I could go on and on, but the point is this: this show is completely ludicrous, and eventually it simply gets boring. By the seventh or eighth episode, I just wanted it to end. Bruno isn't compelling as a character; he's just an obnoxious twerp. I kept watching only in the hopes that he'd eventually get shot in the face or suffer some other similar feelgood ending. But naturally, whatever Bruno's fate there can be no real justice for the crimes committed, and there's an unsurprisingly cynical ending to cap things off, which just further compounds the bad taste this left. Unless you get off on serial killers, give this a wide berth.
Rating for Style: B
Rating for Substance: C-
|Aspect Ratio||1.78:1 - Widescreen|
|Original Aspect Ratio||yes|
Image Transfer Review: Don't be fooled; the package reads 16:9 enhanced, but this is a 4:3 letterboxed transfer, which is only just tolerable on a larger monitor, with constant flickering anytime there's motion onscreen. Otherwise, the color levels look okay and I didn't see any obvious artifacting problems. The white subtitles include numerous typos and grammatical errors.
Image Transfer Grade: C-
Audio Transfer Review: The original Spanish 2.0 track is the only option, and it's fine. It's clean and free of any distortion.

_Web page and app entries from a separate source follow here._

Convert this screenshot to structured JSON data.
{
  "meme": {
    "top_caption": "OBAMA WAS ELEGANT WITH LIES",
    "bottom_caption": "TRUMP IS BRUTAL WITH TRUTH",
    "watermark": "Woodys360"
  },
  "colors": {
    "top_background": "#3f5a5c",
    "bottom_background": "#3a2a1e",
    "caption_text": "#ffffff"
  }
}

Audio Transfer Grade: B+
Disc ExtrasFull Motion menu with music
Scene Access with 78 cues and remote access
Subtitles/Captions in English, Spanish with remote access
24 TV Spots/Teasers
Packaging: Box Set
Extras Review: HBO provides their usual preview ans review trailers with each episode, should you wish to recapture the viewing experience. Also, a behind-the-scenes featurette (11m:10s) features interviews with all the principal cast and director, in which they expound on their characters and their motivations, punctuated with clips from the series. There's nothing here of great importance. If you like the series, you'll likely enjoy this.
Extras Grade: C-
Final CommentsIf you love your serial killer movies, you may get a kick of out of Epitafios; it is slickly produced, cynically pulpy "entertainment," though reality has taken the first train out of town, and it's too long by half. HBO's DVD set is disappointing thanks to a mediocre 4:3 letterboxed presentation.
Jeff Wilson 2006-08-29